[What you need to do]
One number alone answers this: the count of lines below in which the word "Opportunities" is found.

[Data entries]

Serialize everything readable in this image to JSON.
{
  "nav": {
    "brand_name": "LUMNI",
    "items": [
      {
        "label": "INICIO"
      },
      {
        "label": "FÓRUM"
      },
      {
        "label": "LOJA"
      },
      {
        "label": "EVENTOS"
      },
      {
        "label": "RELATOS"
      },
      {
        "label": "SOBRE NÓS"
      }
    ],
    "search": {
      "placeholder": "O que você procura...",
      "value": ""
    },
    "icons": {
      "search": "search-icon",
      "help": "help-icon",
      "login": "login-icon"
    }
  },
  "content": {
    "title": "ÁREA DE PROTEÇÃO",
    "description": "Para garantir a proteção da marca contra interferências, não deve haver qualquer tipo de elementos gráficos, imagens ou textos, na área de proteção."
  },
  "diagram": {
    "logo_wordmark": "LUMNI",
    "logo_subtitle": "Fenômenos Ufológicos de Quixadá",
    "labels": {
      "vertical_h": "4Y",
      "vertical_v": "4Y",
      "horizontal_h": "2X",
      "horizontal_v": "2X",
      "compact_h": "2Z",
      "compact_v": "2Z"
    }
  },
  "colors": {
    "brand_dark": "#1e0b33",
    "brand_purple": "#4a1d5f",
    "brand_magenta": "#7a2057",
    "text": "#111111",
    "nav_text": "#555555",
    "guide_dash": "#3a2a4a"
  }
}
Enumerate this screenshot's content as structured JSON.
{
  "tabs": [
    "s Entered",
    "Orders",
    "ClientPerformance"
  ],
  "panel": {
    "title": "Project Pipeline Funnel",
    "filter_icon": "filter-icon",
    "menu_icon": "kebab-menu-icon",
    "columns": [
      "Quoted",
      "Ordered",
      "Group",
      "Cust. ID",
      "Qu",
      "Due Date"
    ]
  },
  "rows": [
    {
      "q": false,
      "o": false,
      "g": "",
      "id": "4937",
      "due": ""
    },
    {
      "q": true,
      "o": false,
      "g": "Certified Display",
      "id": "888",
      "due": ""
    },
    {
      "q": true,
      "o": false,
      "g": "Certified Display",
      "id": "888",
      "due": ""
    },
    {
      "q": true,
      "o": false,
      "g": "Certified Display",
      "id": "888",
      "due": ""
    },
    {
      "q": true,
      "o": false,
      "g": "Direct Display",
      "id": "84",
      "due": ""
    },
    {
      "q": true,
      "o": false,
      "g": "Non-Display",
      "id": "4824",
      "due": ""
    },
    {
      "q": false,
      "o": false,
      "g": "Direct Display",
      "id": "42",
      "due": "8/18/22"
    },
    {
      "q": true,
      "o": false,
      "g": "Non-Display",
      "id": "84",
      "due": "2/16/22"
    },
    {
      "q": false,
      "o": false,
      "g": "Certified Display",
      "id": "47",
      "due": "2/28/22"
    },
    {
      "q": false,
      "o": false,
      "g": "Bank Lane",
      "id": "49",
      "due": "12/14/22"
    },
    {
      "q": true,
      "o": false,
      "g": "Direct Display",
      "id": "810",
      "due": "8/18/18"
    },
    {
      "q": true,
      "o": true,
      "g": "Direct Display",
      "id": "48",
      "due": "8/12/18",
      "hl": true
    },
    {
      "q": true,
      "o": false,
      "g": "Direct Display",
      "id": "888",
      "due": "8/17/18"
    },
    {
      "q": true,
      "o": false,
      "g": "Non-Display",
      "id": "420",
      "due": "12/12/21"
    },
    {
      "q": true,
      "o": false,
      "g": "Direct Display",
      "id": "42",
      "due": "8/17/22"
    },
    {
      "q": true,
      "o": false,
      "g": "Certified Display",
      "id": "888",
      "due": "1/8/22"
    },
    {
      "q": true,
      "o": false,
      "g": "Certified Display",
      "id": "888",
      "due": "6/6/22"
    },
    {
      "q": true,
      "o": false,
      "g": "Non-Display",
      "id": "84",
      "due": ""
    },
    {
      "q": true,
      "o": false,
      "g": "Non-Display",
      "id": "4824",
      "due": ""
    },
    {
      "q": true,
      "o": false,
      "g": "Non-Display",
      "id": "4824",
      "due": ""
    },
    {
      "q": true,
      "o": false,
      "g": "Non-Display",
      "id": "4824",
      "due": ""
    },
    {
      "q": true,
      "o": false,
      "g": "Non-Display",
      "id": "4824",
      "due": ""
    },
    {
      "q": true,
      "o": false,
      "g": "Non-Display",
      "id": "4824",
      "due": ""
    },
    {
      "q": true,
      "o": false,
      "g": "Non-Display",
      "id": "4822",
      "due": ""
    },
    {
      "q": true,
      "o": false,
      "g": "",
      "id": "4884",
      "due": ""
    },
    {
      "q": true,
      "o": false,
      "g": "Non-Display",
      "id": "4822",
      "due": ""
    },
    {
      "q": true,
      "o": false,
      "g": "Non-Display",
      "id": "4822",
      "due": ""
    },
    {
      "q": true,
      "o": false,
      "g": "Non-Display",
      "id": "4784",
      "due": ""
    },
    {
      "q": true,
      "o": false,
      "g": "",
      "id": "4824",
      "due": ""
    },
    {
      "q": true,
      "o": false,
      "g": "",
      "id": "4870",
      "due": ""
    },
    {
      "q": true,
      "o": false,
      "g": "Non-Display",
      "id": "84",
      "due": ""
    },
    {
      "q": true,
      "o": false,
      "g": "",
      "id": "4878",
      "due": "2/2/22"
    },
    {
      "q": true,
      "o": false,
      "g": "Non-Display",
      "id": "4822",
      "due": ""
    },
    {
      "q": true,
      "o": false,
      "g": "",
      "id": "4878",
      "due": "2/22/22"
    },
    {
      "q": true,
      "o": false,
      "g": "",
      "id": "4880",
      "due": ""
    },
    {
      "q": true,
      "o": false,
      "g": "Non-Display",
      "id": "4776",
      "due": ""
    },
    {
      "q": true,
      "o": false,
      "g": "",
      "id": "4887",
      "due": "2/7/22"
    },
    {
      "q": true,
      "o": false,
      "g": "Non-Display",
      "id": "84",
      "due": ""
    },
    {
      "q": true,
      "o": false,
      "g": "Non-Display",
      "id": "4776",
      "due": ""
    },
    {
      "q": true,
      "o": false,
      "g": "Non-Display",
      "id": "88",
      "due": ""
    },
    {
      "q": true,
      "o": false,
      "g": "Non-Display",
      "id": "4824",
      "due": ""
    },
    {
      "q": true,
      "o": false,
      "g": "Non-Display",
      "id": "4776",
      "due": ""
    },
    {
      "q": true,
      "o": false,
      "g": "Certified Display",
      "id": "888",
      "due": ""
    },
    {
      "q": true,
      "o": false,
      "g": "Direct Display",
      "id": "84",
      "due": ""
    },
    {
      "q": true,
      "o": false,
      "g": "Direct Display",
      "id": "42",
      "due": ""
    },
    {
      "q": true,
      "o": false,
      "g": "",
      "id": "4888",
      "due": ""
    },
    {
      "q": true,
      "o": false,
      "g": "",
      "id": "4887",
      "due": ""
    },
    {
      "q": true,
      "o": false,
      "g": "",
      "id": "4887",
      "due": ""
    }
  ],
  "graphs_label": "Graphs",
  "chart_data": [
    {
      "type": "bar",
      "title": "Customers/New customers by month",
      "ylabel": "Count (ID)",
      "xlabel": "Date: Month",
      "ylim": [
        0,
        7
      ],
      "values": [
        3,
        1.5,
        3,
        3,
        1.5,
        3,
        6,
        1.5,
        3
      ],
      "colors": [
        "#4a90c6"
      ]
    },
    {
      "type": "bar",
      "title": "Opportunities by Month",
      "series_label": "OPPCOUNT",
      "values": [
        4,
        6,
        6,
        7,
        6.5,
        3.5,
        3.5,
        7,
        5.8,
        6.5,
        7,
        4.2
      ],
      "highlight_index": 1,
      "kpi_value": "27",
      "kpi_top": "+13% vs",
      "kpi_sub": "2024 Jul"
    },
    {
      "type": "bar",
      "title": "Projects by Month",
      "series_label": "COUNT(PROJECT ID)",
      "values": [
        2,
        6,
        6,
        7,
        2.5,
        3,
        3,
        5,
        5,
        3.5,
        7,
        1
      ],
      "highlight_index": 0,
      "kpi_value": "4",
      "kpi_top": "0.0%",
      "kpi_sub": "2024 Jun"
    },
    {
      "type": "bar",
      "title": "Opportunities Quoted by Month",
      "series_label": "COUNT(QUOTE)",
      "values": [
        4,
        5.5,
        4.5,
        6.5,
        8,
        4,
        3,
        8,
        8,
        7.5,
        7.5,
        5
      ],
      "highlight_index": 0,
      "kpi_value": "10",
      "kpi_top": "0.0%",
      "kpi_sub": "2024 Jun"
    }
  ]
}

[Task solution]
2